© 2022 | Jefferson Public Radio
Southern Oregon University
1250 Siskiyou Blvd.
Ashland, OR 97520
541.552.6301 | 800.782.6191
KSOR Header background image 1
a service of Southern Oregon University
Play Live Radio
Next Up:
0:00
0:00
Available On Air Stations

Hookup Culture: The Unspoken Rules Of Sex On College Campuses

Today's college students aren't necessarily having more sex than previous generations, but the culture that permeates hookups on campus has changed.
Mark Peterson
/
Corbis via Getty Images
Today's college students aren't necessarily having more sex than previous generations, but the culture that permeates hookups on campus has changed.

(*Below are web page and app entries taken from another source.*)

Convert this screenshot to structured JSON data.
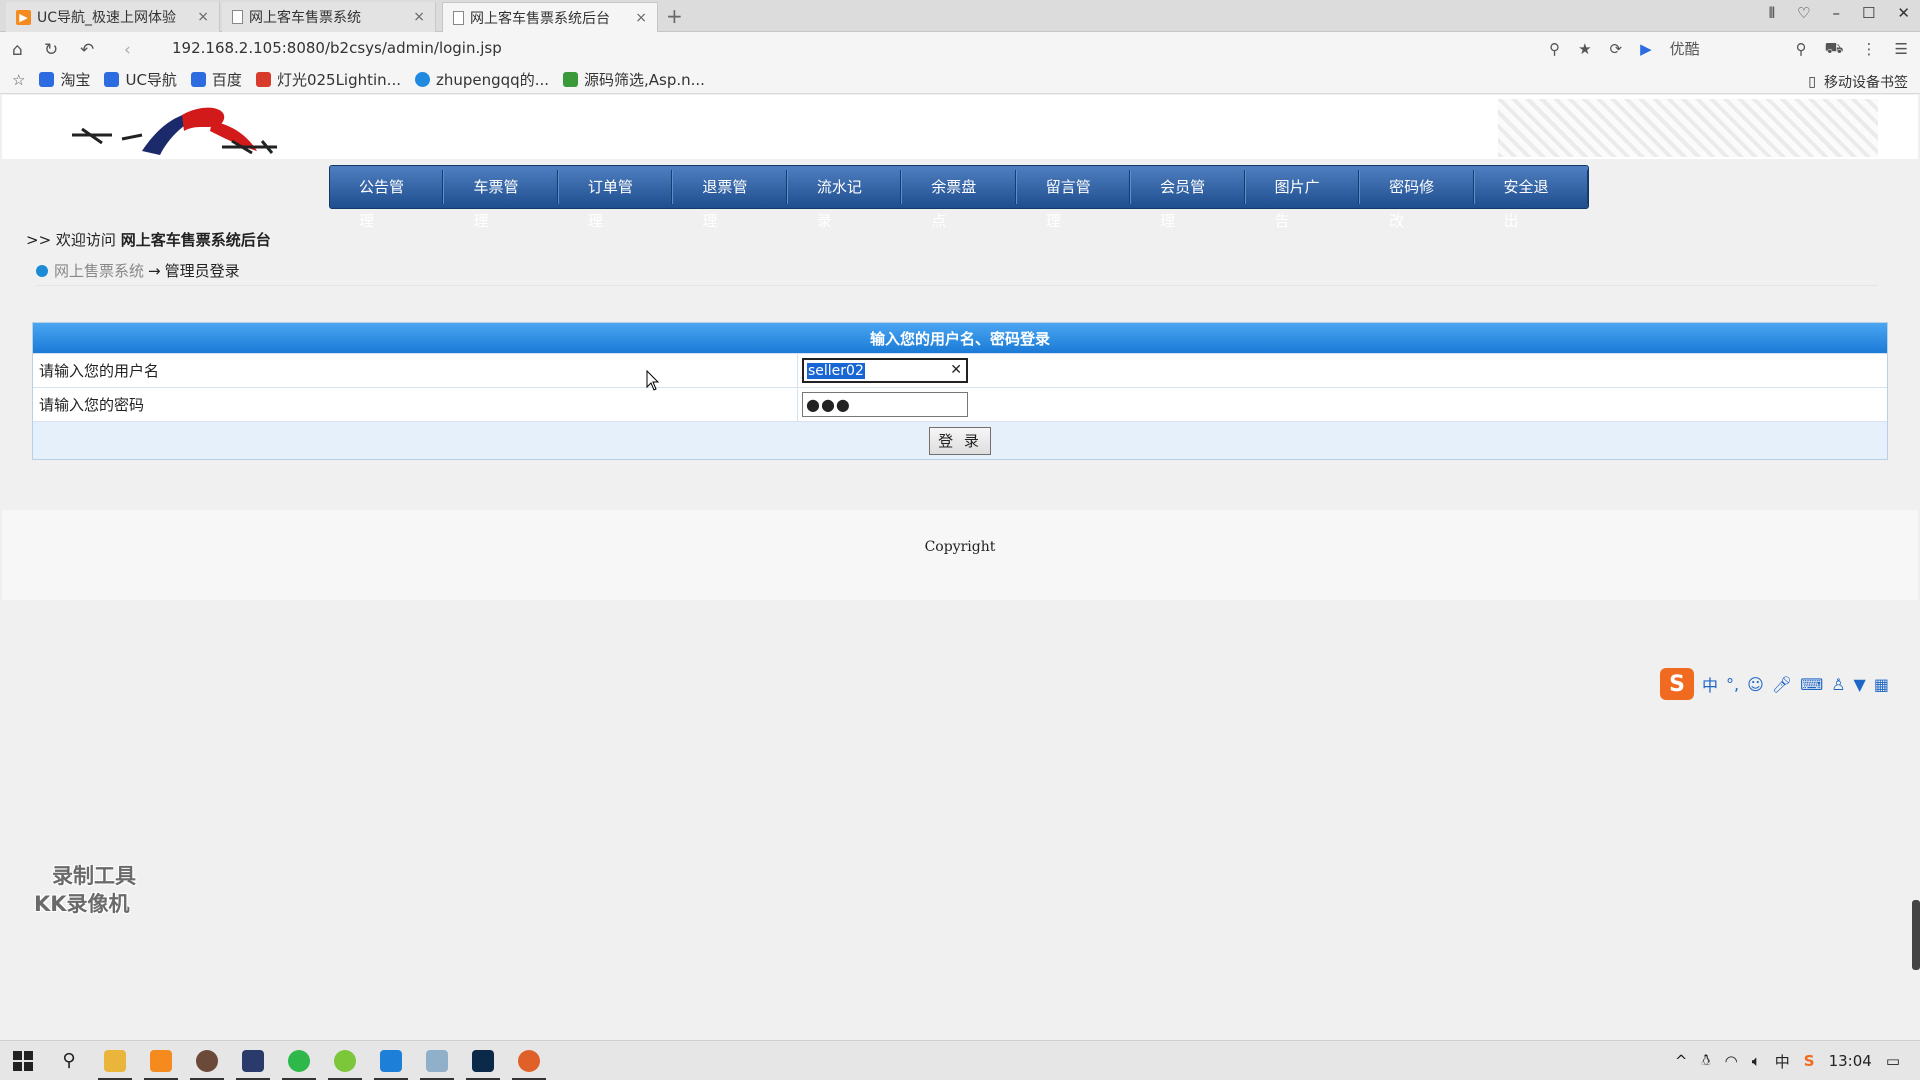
{
  "browser": {
    "tabs": [
      {
        "label": "UC导航_极速上网体验",
        "active": false
      },
      {
        "label": "网上客车售票系统",
        "active": false
      },
      {
        "label": "网上客车售票系统后台",
        "active": true
      }
    ],
    "new_tab": "+",
    "url": "192.168.2.105:8080/b2csys/admin/login.jsp",
    "search_label": "优酷",
    "bookmarks": [
      {
        "label": "淘宝",
        "color": "#2d6be0"
      },
      {
        "label": "UC导航",
        "color": "#2d6be0"
      },
      {
        "label": "百度",
        "color": "#2d6be0"
      },
      {
        "label": "灯光025Lightin...",
        "color": "#d83a2c"
      },
      {
        "label": "zhupengqq的...",
        "color": "#1f8ae0"
      },
      {
        "label": "源码筛选,Asp.n...",
        "color": "#3a9a3a"
      }
    ],
    "mobile_bookmarks": "移动设备书签"
  },
  "page": {
    "menu": [
      "公告管理",
      "车票管理",
      "订单管理",
      "退票管理",
      "流水记录",
      "余票盘点",
      "留言管理",
      "会员管理",
      "图片广告",
      "密码修改",
      "安全退出"
    ],
    "welcome_prefix": ">> 欢迎访问",
    "welcome_site": "网上客车售票系统后台",
    "breadcrumb": {
      "link": "网上售票系统",
      "arrow": "→",
      "current": "管理员登录"
    },
    "login": {
      "heading": "输入您的用户名、密码登录",
      "username_label": "请输入您的用户名",
      "username_value": "seller02",
      "password_label": "请输入您的密码",
      "password_mask": "●●●",
      "submit_label": "登 录"
    },
    "copyright": "Copyright"
  },
  "overlay": {
    "watermark_line1": "录制工具",
    "watermark_line2": "KK录像机",
    "ime_lang": "中"
  },
  "taskbar": {
    "clock": "13:04",
    "ime_indicator": "中"
  },
  "colors": {
    "menu_bar": "#2a5c9f",
    "login_header": "#2b8ce6",
    "selection": "#1866d3"
  }
}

Few topics send the media into a panic like the idea of hookup culture on college campuses. But are college students actually having more sex than their parents did a generation ago? Research suggests the answer is no.

Lisa Wade, a sociologist at Occidental College, says something has changed, though: In today's hookup culture, developing an emotional attachment to a casual sex partner is one of the biggest breaches of social norms.

For her new book, American Hookup: The New Culture of Sex on Campus, Wade spent 5 years investigating hookup culture on American colleges and universities. In this culture, she says, there's a dichotomy between meaninglessand meaningful sex, and students have to go out of their way to "perform meaninglessness." They have to prove that they're not emotionally attached to their sex partners, and in fact that they care less than the other person.

This leads to seemingly contradictory situations, such as people who only have sex with partners they're not interested in, and friends being meaner to each other after developing a sexual relationship.

This Valentine's Day, Lisa Wade talks with us about hookup culture and investigates the complex social rules surrounding casual sex on American college campuses.

Hidden Brain is hosted by Shankar Vedantam and produced by Maggie Penman, Jennifer Schmidt, Rhaina Cohen, and Renee Klahr. Our intern is Chloe Connelly, and our supervising producer is Tara Boyle. You can also follow us on Twitter @hiddenbrain, and listen for Hidden Brain stories each week on your local public radio station.

Copyright 2020 NPR. To see more, visit https://www.npr.org.

Shankar Vedantam
Shankar Vedantam is NPR's social science correspondent and the host of Hidden Brain. The focus of his reporting is on human behavior and the social sciences, and how research in those fields can get listeners to think about the news in unusual and interesting ways. Hidden Brain is among the most popular podcasts in the world, with over two million downloads per week. The Hidden Brain radio show is featured on some 250 public radio stations across the United States.
Renee Klahr
Tara Boyle
Tara Boyle is the supervising producer of NPR's Hidden Brain. In this role, Boyle oversees the production of both the Hidden Brain radio show and podcast, providing editorial guidance and support to host Shankar Vedantam and the shows' producers. Boyle also coordinates Shankar's Hidden Brain segments on Morning Edition and other NPR shows, and oversees collaborations with partners both internal and external to NPR. Previously, Boyle spent a decade at WAMU, the NPR station in Washington, D.C. She has reported for The Boston Globe, and began her career in public radio at WBUR in Boston.
Jennifer Schmidt
Jennifer Schmidt is a senior producer for Hidden Brain. She is responsible for crafting the complex stories that are told on the show. She researches, writes, gathers field tape, and develops story structures. Some highlights of her work on Hidden Brain include episodes about the causes of the #MeToo movement, how diversity drives creativity, and the complex psychology of addiction.
Rhaina Cohen
Rhaina Cohen is an associate producer for the social science show Hidden Brain. She's especially proud of episodes she produced on why sexual assault allegations are now being taken seriously, on obstacles to friendship that men face and why we rehash difficult memories.
Maggie Penman
Chloe Connelly